**DATA PROVIDED**
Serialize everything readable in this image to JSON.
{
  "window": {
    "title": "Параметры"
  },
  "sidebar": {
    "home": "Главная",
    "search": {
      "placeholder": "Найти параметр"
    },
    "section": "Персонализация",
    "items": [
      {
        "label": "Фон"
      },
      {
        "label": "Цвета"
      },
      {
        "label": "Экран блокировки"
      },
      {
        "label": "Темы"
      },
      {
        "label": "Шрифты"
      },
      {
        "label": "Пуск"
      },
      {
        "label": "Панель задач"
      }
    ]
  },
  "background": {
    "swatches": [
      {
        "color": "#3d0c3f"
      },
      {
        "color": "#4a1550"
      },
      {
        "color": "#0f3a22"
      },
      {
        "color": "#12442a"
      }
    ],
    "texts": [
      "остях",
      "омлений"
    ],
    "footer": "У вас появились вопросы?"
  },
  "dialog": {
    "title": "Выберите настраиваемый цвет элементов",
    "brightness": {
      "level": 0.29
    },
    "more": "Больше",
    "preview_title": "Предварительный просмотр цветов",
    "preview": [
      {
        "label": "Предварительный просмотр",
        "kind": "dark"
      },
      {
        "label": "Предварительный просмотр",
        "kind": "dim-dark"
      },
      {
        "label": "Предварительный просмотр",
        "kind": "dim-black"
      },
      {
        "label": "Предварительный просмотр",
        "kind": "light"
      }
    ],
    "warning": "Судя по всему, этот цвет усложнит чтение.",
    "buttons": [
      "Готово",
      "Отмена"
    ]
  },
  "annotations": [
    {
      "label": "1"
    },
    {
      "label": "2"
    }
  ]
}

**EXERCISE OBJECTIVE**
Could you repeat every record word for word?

**REPLY TO THE TASK**
Serialize everything readable in this image to JSON.
{
  "window": {
    "title": "Параметры"
  },
  "sidebar": {
    "home": "Главная",
    "search": {
      "placeholder": "Найти параметр"
    },
    "section": "Персонализация",
    "items": [
      {
        "label": "Фон"
      },
      {
        "label": "Цвета"
      },
      {
        "label": "Экран блокировки"
      },
      {
        "label": "Темы"
      },
      {
        "label": "Шрифты"
      },
      {
        "label": "Пуск"
      },
      {
        "label": "Панель задач"
      }
    ]
  },
  "background": {
    "swatches": [
      {
        "color": "#3d0c3f"
      },
      {
        "color": "#4a1550"
      },
      {
        "color": "#0f3a22"
      },
      {
        "color": "#12442a"
      }
    ],
    "texts": [
      "остях",
      "омлений"
    ],
    "footer": "У вас появились вопросы?"
  },
  "dialog": {
    "title": "Выберите настраиваемый цвет элементов",
    "brightness": {
      "level": 0.29
    },
    "more": "Больше",
    "preview_title": "Предварительный просмотр цветов",
    "preview": [
      {
        "label": "Предварительный просмотр",
        "kind": "dark"
      },
      {
        "label": "Предварительный просмотр",
        "kind": "dim-dark"
      },
      {
        "label": "Предварительный просмотр",
        "kind": "dim-black"
      },
      {
        "label": "Предварительный просмотр",
        "kind": "light"
      }
    ],
    "warning": "Судя по всему, этот цвет усложнит чтение.",
    "buttons": [
      "Готово",
      "Отмена"
    ]
  },
  "annotations": [
    {
      "label": "1"
    },
    {
      "label": "2"
    }
  ]
}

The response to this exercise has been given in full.